On the chemical side, Harrell’s produces a variety of combination products with chemicals such as commonly applied herbicides and pesticides like Dimension, Ronstar, Barricade, Merritt, Talstar, etc., applied on the fertilizer. “We also carry a full line of straight chemicals from the major manufacturers, including Bayer, Syngenta, BASF, Dow and DuPont,” Jackson explains. This gives lawn maintenance companies access to a complete selection of turf care products without having to search out individual providers. “We also have a full line of ornamental products, as well,” he notes. “We have a large presence in the large production nursery environment, and as such we have all the products and expertise to address that side of things as well.” This proves helpful when lawn maintenance firms, which may have experience in turfgrass, decide to branch into caring for landscape shrubs and plantings, which they may not be as familiar with.

Cutting-edge materials
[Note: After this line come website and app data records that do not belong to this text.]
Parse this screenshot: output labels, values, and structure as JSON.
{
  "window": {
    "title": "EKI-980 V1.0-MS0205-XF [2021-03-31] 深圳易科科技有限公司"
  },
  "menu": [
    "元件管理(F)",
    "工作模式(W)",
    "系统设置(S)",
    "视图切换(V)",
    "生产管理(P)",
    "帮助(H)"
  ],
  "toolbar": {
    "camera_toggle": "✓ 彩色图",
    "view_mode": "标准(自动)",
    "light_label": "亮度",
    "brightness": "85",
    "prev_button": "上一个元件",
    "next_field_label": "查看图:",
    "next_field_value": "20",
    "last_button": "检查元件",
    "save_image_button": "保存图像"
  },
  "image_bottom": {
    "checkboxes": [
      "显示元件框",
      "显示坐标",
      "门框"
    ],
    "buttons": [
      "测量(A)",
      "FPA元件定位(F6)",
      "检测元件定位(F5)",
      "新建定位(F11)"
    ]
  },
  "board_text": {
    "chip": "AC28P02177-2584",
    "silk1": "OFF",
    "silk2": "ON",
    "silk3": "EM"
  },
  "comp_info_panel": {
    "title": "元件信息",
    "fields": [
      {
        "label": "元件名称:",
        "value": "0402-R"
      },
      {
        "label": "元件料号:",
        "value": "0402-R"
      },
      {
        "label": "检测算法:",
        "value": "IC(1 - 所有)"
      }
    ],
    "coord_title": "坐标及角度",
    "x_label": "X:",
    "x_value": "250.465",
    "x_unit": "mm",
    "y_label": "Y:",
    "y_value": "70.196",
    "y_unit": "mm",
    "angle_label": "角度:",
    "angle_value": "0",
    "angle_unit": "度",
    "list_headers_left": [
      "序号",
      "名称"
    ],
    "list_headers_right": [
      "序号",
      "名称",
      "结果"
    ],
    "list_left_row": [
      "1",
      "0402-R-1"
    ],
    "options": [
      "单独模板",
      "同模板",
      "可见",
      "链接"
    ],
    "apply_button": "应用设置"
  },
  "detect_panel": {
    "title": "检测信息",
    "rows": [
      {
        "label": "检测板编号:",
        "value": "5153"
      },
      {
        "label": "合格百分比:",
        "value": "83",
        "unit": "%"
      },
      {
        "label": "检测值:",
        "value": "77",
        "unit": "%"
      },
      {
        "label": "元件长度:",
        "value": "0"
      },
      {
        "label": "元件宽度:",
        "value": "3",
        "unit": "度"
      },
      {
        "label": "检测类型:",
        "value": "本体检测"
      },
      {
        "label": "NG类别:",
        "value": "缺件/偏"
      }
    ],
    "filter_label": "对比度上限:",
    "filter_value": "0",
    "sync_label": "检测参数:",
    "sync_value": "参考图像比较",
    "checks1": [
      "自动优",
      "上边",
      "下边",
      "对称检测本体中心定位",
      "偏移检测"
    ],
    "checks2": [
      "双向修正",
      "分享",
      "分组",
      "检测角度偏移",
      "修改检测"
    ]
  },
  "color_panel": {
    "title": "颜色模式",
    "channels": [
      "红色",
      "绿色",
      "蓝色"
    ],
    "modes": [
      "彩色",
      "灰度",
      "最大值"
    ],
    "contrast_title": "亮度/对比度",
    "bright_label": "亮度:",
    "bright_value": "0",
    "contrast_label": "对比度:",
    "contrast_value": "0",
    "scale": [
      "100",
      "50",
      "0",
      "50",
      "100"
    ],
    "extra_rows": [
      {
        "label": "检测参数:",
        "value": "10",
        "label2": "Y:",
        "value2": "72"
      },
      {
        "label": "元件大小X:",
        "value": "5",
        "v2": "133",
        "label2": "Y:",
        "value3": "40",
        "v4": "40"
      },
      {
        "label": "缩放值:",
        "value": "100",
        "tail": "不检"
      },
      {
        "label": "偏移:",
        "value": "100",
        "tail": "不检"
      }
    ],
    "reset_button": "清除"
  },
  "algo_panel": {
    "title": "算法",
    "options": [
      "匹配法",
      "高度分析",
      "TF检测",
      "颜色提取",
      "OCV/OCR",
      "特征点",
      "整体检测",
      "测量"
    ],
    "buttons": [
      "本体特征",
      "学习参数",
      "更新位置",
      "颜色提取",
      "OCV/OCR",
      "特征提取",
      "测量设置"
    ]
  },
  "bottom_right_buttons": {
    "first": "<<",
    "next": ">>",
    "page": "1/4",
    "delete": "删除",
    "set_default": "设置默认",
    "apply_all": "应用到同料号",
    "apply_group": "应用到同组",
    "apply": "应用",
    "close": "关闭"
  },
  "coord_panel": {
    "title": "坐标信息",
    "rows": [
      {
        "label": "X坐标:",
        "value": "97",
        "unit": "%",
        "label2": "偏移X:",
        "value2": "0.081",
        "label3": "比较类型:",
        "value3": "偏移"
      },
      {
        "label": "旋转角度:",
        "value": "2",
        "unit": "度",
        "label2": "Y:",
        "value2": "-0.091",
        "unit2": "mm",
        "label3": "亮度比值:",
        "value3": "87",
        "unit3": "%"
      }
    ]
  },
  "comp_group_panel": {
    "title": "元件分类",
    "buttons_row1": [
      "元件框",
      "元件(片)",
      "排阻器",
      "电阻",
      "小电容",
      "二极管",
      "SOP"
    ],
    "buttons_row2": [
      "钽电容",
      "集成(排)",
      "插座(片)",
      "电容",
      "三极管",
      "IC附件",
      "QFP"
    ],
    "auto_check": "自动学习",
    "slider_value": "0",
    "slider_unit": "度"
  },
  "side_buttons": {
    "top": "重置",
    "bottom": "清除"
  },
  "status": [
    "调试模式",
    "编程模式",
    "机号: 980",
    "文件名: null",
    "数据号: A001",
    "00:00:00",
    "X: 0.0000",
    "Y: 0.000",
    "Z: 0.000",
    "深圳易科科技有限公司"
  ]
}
Harrell’s covers a territory that ranges from Maine to Key West and throughout the Midwest, with facilities throughout this area – including new facilities in Chicago, Ill., and Charlotte, N.C. – with expertise in local and regional conditions. “There is a very broad range of agronomic differences throughout our territory,” Jackson points out. In addition to one-on-one consulting with its customers, Harrell’s conducts seminars, turf academies and other educational events around the country to bring lawn care operators in and provide information so they return to the job with a greater knowledge of turfgrass science.

Thanks to the large variety of products available from Harrell’s, customers have access to cutting-edge materials. For example, Harrell’s is the exclusive formulator in the eastern U.S. for Polyon controlled-release nutrients, a line that Jackson says offers many advantages. “Polyon is more expensive than conventional fertilizer,” he explains. “The difference is that Polyon is strictly controlled by the thickness of the coating on the granule, and by the temperature. It’s not controlled by how much water or rainfall is applied. So it’s very predictable, and it can be formulated to last for a specific amount of time, depending on the time of year and your location.” While there is a greater cost to buying this product, there’s much lower nutrient loss to the environment through volatilization, leeching or runoff. That means more nutrients are getting to the plant. Since the fertilizer releases slowly on a daily basis, it’s possible to get by with fewer applications, which saves money.

Harrell’s also offers foliar fertilizers, which provide great results in certain circumstances, says Jackson. “Some people choose to use a lot of foliar applications; some people go strictly with granular; and some people use a combination of both. There is a place for foliar, and it’s becoming more popular,” he explains. Foliar fertilizer makes sense when you’re going out to put down an insecticide spray – adding some foliar nutrients to the tank is easy to do, he says. Jackson notes that foliar fertilizers are particularly good at supplying turfgrass with minor elements. “You can deliver micronutrients in a foliar spray and probably get more to the plant than you would putting insoluble micronutrients in a fertilizer blend.”

Providing lawn care professionals with exactly this type of information is what Harrell’s specializes in. “If you’re not educated about what you’re buying or why you’re buying it, your tendency is often to gravitate toward something that might not be the best solution, but it might be the cheapest price,” says Jackson. “Then you don’t get the turf response you desire. If you buy a bag of fertilizer and you don’t get the turf response you want, then it really doesn’t matter how cheap it was, you wasted your money. And if your customer isn’t happy about the results from the material you put on the ground, then you’ve really got a problem.”

Patrick White is a freelance writer and editor who has covered every aspect of the green industry in the past 15 years. He is based in Middlesex, Vt., and is always on the lookout for unusual stories.